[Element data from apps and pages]
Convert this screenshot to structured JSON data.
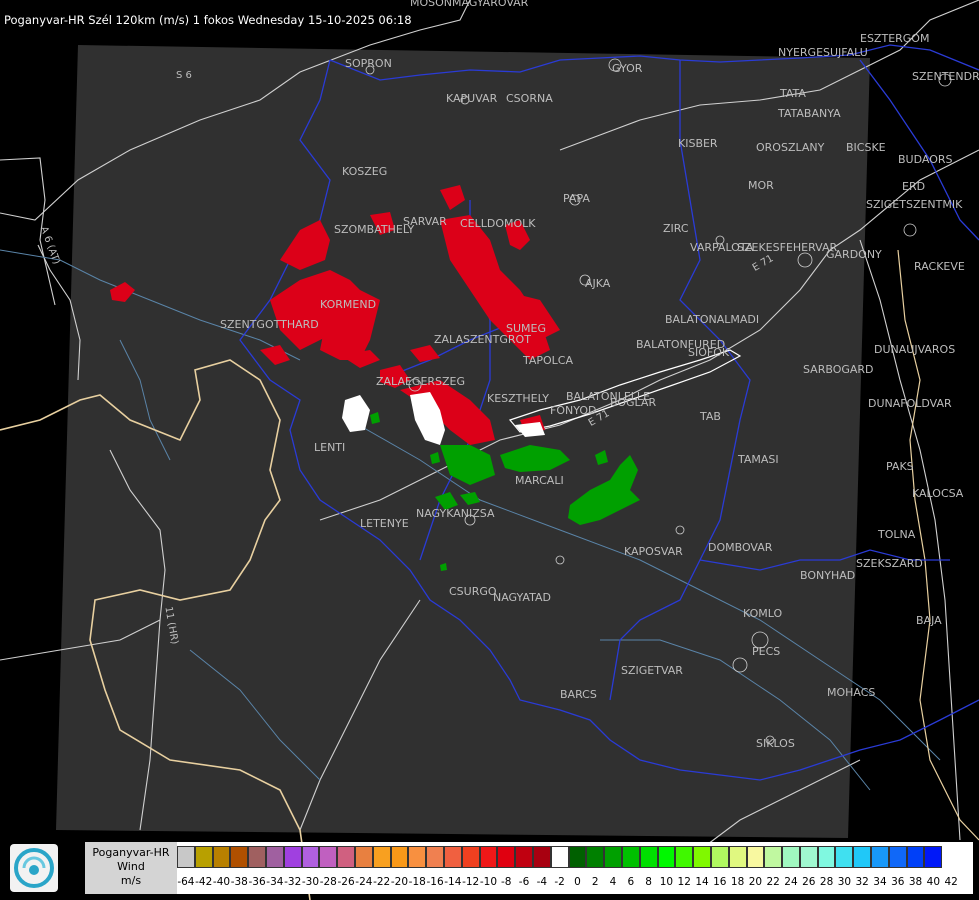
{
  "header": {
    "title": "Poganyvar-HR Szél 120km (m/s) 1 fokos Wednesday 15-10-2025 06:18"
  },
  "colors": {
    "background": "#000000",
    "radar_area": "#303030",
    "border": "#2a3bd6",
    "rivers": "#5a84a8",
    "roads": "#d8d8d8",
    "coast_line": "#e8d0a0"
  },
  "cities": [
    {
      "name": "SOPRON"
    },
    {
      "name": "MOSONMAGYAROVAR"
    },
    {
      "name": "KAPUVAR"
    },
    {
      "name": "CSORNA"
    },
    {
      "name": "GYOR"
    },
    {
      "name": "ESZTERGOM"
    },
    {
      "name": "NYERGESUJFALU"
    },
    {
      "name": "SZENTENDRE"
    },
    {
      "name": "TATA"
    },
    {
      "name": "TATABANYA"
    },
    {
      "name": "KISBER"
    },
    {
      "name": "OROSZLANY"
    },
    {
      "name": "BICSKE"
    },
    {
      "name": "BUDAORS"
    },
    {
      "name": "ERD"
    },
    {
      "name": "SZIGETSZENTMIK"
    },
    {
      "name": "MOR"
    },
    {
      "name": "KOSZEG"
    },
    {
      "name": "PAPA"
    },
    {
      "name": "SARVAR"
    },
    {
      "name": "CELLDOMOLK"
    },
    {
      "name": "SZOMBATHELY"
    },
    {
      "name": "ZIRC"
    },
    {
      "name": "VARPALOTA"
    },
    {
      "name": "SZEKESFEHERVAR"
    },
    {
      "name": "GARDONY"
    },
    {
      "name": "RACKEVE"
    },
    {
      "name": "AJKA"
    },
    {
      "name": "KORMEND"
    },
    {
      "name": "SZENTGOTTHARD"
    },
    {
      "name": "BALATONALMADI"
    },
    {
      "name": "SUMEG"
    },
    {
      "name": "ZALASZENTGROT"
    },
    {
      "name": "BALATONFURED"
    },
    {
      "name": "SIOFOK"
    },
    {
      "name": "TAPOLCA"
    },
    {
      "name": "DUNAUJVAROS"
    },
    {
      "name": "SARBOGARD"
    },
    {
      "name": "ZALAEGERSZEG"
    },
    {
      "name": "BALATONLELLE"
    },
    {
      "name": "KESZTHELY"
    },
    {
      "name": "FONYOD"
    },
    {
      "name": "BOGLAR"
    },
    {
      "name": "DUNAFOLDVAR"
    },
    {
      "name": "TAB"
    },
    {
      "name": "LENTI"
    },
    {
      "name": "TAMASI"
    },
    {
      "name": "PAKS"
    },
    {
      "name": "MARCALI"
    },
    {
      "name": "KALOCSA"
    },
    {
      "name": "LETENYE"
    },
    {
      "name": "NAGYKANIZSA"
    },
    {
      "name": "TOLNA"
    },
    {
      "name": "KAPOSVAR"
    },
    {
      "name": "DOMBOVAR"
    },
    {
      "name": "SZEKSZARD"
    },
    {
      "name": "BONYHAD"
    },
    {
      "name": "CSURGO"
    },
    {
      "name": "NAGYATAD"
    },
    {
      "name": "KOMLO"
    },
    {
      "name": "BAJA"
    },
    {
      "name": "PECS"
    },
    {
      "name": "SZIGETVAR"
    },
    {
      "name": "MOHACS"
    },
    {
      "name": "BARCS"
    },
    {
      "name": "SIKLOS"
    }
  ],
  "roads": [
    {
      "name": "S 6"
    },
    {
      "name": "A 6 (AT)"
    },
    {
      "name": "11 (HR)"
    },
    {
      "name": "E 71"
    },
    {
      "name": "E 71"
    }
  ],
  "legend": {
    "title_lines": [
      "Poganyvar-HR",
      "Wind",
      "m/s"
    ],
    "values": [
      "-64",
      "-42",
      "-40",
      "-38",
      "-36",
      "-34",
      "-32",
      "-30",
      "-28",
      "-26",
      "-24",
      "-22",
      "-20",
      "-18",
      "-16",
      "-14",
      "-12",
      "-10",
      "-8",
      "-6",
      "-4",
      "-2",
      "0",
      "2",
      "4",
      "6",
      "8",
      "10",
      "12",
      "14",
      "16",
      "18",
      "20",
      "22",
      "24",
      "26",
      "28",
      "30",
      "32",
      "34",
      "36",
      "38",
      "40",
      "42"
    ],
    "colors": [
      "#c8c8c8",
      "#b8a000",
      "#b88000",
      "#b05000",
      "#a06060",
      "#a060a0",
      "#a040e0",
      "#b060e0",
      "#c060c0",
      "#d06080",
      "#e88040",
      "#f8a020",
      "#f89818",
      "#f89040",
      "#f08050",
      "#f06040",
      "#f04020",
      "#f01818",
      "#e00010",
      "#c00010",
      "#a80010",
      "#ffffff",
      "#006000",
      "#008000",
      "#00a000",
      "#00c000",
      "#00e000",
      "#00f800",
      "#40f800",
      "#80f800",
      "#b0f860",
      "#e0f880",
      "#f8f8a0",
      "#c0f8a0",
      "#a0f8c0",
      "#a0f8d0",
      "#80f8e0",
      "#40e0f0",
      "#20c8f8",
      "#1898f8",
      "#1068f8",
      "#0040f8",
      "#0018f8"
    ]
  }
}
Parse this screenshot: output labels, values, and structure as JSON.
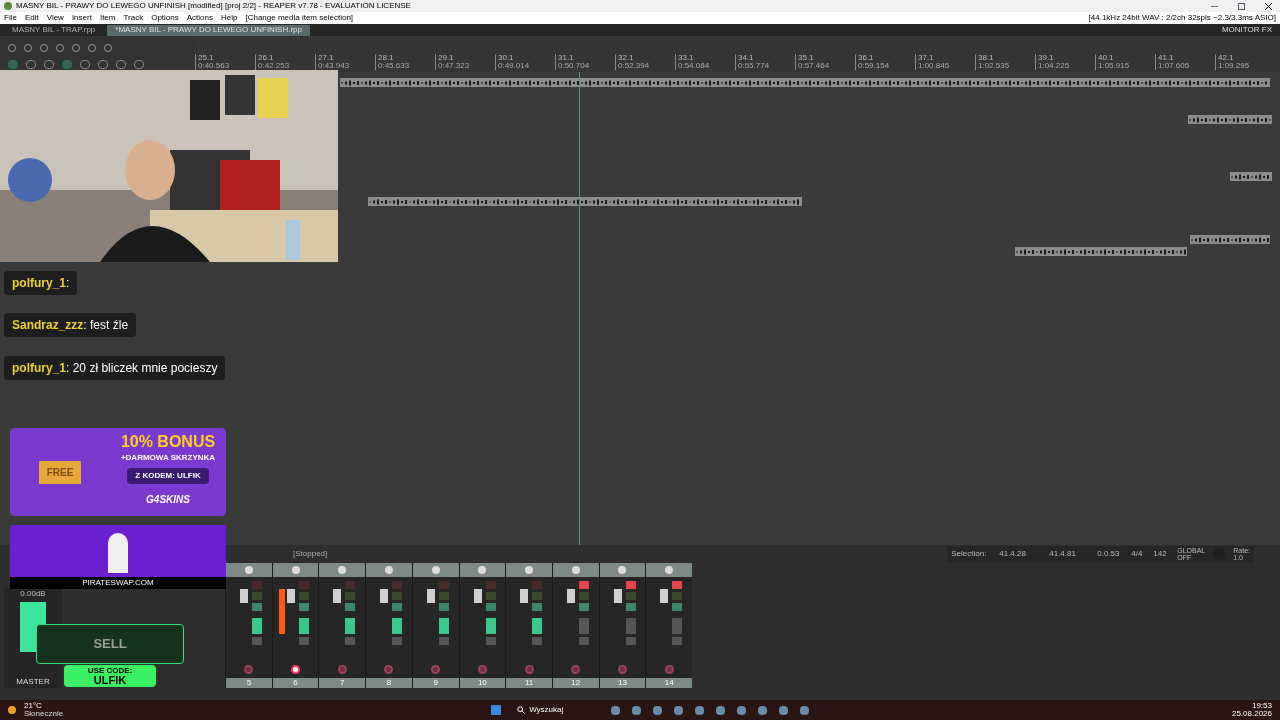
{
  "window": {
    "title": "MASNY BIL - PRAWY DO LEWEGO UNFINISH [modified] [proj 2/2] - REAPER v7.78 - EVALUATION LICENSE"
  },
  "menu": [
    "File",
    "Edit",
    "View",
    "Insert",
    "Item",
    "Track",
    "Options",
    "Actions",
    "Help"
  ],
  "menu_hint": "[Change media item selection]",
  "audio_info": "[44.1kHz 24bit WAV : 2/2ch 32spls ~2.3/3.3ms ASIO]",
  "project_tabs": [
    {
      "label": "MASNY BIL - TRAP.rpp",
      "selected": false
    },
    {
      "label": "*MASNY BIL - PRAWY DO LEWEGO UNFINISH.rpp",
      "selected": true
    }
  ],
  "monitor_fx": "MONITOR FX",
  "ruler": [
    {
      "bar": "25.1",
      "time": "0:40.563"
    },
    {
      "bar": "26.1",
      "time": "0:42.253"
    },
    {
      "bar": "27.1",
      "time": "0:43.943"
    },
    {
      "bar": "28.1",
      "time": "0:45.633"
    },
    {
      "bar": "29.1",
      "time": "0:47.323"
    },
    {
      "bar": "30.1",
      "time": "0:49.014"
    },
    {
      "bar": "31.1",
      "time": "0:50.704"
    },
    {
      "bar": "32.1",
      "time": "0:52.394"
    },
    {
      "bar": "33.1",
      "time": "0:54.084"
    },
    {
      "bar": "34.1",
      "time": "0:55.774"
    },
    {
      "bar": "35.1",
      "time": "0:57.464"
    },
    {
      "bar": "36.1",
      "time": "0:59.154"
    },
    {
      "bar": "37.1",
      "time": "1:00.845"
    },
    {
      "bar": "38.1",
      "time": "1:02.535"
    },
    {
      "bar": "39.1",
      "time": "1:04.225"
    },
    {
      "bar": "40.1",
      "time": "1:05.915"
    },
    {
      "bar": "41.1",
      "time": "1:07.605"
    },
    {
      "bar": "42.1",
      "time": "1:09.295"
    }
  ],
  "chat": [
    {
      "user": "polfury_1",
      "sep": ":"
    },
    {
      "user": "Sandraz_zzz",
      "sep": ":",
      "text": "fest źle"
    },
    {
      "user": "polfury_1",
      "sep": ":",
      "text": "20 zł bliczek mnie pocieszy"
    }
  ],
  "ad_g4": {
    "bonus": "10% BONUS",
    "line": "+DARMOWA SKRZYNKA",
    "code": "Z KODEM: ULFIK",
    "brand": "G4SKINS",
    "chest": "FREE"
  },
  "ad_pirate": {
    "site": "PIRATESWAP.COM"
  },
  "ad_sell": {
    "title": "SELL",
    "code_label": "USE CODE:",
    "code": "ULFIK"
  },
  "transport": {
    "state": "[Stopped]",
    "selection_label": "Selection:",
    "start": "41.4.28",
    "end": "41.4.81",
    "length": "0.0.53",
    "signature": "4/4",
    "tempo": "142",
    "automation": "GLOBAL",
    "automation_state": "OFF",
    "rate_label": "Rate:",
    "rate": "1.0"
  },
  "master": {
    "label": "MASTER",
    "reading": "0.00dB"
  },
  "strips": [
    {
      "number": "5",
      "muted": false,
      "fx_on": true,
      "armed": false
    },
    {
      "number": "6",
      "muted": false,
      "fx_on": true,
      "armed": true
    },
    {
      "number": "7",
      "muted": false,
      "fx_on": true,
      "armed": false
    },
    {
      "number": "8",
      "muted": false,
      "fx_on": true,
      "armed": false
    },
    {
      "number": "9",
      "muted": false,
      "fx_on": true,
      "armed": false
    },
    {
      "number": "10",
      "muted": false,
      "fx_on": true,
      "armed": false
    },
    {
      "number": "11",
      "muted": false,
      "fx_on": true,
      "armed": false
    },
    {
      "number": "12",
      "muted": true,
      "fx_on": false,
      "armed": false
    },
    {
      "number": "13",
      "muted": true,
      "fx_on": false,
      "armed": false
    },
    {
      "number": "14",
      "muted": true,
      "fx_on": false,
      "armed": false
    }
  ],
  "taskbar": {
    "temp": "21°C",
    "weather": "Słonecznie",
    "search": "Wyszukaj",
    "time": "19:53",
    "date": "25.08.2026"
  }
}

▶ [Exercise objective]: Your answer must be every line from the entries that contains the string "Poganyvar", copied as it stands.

▶ [Reply to the exercise]:
    "title": "Poganyvar-HR Szél 120km (m/s) 1 fokos Wednesday 15-10-2025 06:18"
      "Poganyvar-HR",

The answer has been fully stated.